US-based Citibank was also bullish in its short-term outlook for the gold price in 2022. The bank’s latest gold market outlook on 4 July:

“Citi maintains a 3Q 2022 gold price forecast of ~$1,845/oz, bottoming to an average of ~$1,750/oz in 1Q 2023, and then rallying to $2,000/oz into 2024. The US falling into recession (sooner than later) might see gold prices rally a bit sooner.”

Algorithm-based forecast site WalletInvestor was bullish in its projections, indicating that the gold price could move up to $1,746.51 by the end of 2022.

However, Long Forecast is very bearish.

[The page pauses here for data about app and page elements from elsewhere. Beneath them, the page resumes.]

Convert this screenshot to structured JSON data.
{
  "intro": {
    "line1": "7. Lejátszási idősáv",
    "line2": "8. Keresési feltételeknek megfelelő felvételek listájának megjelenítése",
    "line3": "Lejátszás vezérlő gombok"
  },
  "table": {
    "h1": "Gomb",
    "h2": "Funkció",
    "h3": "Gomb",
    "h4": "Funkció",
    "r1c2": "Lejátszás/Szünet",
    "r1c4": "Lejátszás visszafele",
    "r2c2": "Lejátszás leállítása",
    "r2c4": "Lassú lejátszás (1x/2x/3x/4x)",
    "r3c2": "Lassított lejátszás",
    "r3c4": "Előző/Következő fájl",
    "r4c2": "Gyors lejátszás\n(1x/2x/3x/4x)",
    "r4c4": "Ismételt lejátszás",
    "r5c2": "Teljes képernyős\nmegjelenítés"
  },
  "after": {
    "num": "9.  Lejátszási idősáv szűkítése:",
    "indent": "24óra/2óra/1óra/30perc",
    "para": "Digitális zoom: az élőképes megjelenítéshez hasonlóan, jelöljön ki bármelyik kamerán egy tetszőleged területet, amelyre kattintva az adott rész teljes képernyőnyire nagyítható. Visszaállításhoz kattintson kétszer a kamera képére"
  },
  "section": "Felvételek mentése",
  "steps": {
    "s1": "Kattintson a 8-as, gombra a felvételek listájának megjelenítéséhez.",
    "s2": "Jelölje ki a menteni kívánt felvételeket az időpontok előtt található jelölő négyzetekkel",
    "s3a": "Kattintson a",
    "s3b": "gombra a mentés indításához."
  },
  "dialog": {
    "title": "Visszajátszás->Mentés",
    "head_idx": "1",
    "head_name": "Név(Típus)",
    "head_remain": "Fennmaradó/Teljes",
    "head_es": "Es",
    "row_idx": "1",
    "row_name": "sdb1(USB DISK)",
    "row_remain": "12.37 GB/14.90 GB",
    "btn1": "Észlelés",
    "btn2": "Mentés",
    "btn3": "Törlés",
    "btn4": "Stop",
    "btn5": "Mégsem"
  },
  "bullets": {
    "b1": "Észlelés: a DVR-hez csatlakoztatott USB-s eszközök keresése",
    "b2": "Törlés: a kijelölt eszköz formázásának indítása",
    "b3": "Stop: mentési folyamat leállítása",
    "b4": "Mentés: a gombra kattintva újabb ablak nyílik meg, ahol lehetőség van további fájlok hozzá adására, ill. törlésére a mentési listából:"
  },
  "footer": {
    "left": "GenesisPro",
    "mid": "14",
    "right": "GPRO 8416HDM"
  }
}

The Economy Forecast Agency projections saw the 2022 Gold closing price at $1,446.

Gov.capital’s algorithm-based projections saw the commodity close out 2022 at a price of $1,803.085.

The Importance of a Gold price forecast

You can use gold forecasts to allocate funds in your portfolio. For instance, if you believe that there is a bull market in gold, then you can add a little more to your gold holdings.

However, Gold price forecasts should not be definitive since events in the future can change.

When considering any gold price forecast for 2022, it’s important to keep in mind that high market volatility as well as the current macroeconomic and geopolitical environment makes it difficult to give long-term estimates. As such, analysts and algorithm-based forecasters can and do get their predictions wrong.